Notably, Sen. Christopher R. West (R-Baltimore County) introduced a sweeping bill that would require agencies with more than 20 officers to use body cameras by October 2023, re-establish city control of the Baltimore City Police Department, create an early intervention system for officers with problematic behavior and alter police training tactics and the application process for no-knock warrants.

In regards to other reform legislation like West’s, Smith said those bills will be looked at carefully, and that some of their better aspects may be pulled into the Senate package.

“I said every idea will rise and fall on its own merits,” Smith said, “but we’ll take a look at it and incorporate what makes sense and jettison what doesn’t.” 

‘We have to do it this session’

Both Smith and Atterbeary expressed confidence in the legislature’s ability to pass meaningful police reform policy this session, saying that if there was ever a time, it’s now.

“It’s not going to happen next session ― that wind will have shifted,” said Atterbeary. “So if we’re going to do anything we have to do it this session.”

“I’m not gonna say it’s gonna be easy but I am confident that, literally, this is the right moment and the only moment in which we could push forward this type of deep systemic and meaningful change,” Smith explained. “And I think that we really do have to seize this moment because I think that our policy window, so to speak, really closes after this session.”

Several of the reform bills pending this year have failed to move forward for years in the General Assembly, and advocates are stressing the need for substantive changes to state law.

“America’s policing system is not broken.
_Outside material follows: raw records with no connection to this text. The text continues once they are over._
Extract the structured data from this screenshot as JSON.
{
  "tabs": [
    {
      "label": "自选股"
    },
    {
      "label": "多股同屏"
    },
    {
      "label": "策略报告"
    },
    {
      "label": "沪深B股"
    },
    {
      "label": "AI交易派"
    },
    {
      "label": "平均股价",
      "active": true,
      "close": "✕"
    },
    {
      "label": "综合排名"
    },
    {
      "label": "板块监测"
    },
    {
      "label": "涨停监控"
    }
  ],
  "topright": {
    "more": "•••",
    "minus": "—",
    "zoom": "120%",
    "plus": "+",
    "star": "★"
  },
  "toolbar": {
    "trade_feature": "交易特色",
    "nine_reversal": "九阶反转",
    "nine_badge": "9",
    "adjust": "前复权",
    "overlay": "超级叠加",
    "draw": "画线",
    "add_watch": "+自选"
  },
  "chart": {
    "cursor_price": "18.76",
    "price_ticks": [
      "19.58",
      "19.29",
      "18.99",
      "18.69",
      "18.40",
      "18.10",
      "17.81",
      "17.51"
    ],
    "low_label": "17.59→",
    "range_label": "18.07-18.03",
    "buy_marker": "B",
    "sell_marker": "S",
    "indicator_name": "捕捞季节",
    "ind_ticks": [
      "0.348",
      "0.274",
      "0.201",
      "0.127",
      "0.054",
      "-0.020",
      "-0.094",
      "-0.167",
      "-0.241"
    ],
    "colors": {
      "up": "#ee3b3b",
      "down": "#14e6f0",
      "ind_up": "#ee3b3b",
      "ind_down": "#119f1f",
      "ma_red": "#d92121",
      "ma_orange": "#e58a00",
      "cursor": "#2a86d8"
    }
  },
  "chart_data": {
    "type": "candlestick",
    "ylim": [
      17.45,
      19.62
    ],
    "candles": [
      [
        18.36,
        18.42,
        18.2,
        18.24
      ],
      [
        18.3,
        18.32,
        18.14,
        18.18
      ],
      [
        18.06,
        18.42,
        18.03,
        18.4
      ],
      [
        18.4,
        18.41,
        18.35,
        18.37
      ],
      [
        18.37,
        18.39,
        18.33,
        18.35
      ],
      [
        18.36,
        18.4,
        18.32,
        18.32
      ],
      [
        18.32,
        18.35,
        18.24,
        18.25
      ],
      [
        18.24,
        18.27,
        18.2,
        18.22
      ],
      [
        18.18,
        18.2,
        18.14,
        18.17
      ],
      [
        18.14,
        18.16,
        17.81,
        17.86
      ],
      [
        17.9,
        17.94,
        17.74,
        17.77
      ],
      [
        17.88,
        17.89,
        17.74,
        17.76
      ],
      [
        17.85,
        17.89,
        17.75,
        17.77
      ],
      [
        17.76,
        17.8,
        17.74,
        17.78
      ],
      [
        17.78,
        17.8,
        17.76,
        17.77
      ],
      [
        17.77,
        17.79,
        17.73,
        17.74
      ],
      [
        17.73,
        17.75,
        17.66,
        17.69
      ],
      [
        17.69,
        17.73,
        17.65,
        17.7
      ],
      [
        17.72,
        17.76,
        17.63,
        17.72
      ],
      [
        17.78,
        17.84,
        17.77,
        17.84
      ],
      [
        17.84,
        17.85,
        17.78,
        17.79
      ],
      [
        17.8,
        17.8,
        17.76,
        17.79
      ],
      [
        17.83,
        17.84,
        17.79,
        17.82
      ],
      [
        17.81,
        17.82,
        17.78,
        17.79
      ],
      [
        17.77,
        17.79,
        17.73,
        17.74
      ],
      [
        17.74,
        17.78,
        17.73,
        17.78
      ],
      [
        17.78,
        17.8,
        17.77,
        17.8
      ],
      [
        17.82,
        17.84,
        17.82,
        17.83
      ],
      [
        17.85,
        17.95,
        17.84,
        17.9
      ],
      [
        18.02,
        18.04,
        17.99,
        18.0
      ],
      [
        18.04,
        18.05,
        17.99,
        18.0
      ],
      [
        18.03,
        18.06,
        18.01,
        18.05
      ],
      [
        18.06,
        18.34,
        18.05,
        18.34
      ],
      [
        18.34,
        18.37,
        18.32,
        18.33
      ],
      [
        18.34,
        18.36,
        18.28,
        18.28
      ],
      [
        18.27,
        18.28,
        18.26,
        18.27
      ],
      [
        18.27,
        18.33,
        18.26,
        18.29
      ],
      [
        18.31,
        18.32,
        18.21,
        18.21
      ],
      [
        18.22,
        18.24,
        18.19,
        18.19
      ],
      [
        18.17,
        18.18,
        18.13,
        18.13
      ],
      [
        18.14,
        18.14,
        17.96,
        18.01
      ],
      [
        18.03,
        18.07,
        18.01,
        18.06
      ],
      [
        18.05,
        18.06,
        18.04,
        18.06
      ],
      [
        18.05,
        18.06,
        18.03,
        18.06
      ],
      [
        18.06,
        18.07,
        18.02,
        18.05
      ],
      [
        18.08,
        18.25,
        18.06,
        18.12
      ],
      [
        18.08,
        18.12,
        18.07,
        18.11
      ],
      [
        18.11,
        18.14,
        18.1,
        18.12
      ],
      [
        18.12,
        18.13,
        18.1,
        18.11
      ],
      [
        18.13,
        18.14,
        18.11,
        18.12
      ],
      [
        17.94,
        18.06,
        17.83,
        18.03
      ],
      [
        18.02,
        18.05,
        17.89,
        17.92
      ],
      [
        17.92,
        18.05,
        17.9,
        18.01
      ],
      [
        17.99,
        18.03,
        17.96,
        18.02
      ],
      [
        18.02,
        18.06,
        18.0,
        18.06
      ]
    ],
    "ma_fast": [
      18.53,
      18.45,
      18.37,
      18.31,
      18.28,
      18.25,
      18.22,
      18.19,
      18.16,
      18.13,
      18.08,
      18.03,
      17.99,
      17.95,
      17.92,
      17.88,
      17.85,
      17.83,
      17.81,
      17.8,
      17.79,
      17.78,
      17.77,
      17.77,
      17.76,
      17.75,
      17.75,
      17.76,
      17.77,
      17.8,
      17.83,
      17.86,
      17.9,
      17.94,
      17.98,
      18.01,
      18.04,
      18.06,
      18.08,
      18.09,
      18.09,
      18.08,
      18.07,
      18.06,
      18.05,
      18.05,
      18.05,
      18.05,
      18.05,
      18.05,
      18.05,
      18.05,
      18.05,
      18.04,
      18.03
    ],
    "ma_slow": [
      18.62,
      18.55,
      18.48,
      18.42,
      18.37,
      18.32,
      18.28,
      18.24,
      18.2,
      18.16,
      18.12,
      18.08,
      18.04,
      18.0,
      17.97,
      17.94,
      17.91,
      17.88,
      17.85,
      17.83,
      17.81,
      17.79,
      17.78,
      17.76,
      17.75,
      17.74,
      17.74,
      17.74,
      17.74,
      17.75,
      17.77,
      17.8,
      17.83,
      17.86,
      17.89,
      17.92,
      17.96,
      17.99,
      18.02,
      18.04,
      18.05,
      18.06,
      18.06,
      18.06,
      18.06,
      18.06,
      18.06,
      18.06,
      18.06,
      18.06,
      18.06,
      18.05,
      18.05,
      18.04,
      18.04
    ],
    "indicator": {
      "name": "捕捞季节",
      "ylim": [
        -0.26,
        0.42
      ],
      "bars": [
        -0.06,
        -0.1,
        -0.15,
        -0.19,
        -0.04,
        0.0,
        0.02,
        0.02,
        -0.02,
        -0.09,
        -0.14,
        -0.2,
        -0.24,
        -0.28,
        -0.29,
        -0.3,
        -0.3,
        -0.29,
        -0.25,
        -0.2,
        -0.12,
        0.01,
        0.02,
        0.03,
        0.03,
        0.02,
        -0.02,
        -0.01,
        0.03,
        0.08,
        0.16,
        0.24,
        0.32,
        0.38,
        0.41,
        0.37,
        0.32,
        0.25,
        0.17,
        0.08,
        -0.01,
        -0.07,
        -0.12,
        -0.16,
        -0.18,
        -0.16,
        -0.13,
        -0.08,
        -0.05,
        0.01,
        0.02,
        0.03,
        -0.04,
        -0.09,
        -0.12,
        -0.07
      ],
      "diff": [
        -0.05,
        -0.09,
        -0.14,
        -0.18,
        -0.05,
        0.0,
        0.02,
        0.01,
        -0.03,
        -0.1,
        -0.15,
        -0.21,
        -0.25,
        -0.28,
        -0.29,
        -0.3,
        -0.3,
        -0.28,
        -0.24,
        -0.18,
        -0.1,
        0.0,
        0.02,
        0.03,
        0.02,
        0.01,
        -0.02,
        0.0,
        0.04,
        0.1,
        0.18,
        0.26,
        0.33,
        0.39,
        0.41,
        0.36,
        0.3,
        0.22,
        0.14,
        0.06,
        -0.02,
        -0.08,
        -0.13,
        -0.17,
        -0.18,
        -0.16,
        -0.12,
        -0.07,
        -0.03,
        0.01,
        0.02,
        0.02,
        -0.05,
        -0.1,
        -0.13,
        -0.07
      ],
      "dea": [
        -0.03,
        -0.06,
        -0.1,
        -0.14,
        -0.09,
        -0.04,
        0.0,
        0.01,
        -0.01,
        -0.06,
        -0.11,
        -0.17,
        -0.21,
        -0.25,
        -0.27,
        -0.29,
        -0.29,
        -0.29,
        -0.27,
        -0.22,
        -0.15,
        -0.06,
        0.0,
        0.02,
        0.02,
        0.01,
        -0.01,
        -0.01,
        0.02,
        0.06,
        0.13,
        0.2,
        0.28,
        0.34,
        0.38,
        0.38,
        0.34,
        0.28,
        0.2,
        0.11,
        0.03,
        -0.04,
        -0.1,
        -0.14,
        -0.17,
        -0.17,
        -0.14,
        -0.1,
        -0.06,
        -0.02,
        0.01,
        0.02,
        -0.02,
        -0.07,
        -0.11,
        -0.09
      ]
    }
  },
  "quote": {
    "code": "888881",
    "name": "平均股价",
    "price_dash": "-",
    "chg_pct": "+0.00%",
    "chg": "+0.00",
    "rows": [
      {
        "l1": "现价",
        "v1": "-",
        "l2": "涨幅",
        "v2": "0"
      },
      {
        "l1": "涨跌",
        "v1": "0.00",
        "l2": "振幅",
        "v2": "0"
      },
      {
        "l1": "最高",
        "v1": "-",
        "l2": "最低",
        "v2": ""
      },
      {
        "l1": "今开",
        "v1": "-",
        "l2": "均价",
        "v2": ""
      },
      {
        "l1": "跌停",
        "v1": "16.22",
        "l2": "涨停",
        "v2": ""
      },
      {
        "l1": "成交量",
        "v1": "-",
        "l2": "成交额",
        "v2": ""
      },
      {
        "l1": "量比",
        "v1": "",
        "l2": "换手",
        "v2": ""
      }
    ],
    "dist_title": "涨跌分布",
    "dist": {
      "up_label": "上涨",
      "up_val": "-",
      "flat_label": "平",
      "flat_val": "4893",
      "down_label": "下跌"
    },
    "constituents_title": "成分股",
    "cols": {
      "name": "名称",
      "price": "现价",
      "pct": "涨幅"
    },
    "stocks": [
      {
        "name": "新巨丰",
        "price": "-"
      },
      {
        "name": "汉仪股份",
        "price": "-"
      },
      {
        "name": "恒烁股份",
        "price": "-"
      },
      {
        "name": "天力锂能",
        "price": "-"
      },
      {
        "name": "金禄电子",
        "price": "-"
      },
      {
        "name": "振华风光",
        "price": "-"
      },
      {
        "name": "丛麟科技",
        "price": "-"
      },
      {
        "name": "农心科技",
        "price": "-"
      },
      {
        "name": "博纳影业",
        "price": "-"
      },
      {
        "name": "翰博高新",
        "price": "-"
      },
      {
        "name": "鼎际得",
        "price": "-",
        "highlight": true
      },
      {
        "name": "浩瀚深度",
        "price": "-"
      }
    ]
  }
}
It’s working exactly how it was designed to from its inception in the 19th century when white people were recruited to track down and catch Black people who were enslaved, to now when police disproportionately track, brutalize and kill people,” said Yanet Amanuel, a public policy advocate for the American Civil Liberties Union of Maryland. “America’s policing system’s roots were birthed and are grounded in white supremacy.”

“Legislators owe it to the victims of police violence and their families to move their Black Lives Matter tweets and posts into action this legislative session,” she asserted. “Power over law enforcement must shift into the hands of the community, and we must end the failed practice of the police policing themselves.” 

“Anything that doesn’t achieve this is not enough.”

Carter said that “legislative failures of the past” have led to the spate of police custody deaths Maryland has seen in the last few years.

“We did not need to witness the killing of George Floyd to understand the gravity of this problem right here in Maryland,” said Carter. “When we abolished the death penalty in Maryland, we should have also made it clear that extrajudicial killings must also be repealed; that we will not allow law enforcement officers to act as arrestor, prosecutor, judge, jury and executioner on the street.” 

Ultimately, Owens said survivors of police brutality are looking for accountability.

I would just like to ask lawmakers: What is your problem?” Owens asked. “Why are you OK watching us die in the street like this? Why are you OK watching people, that you have some level of control over, do this without any type of disciplinary action?”

“I want William Green’s name to be nationwide. I want what happened to him to be nationwide,” she said. “I want it to just be well known in PG County so that when PG County goes to vote, they vote for people who make sure that they’re not the next William Green ― that their child is not the next William Green.”

Original Article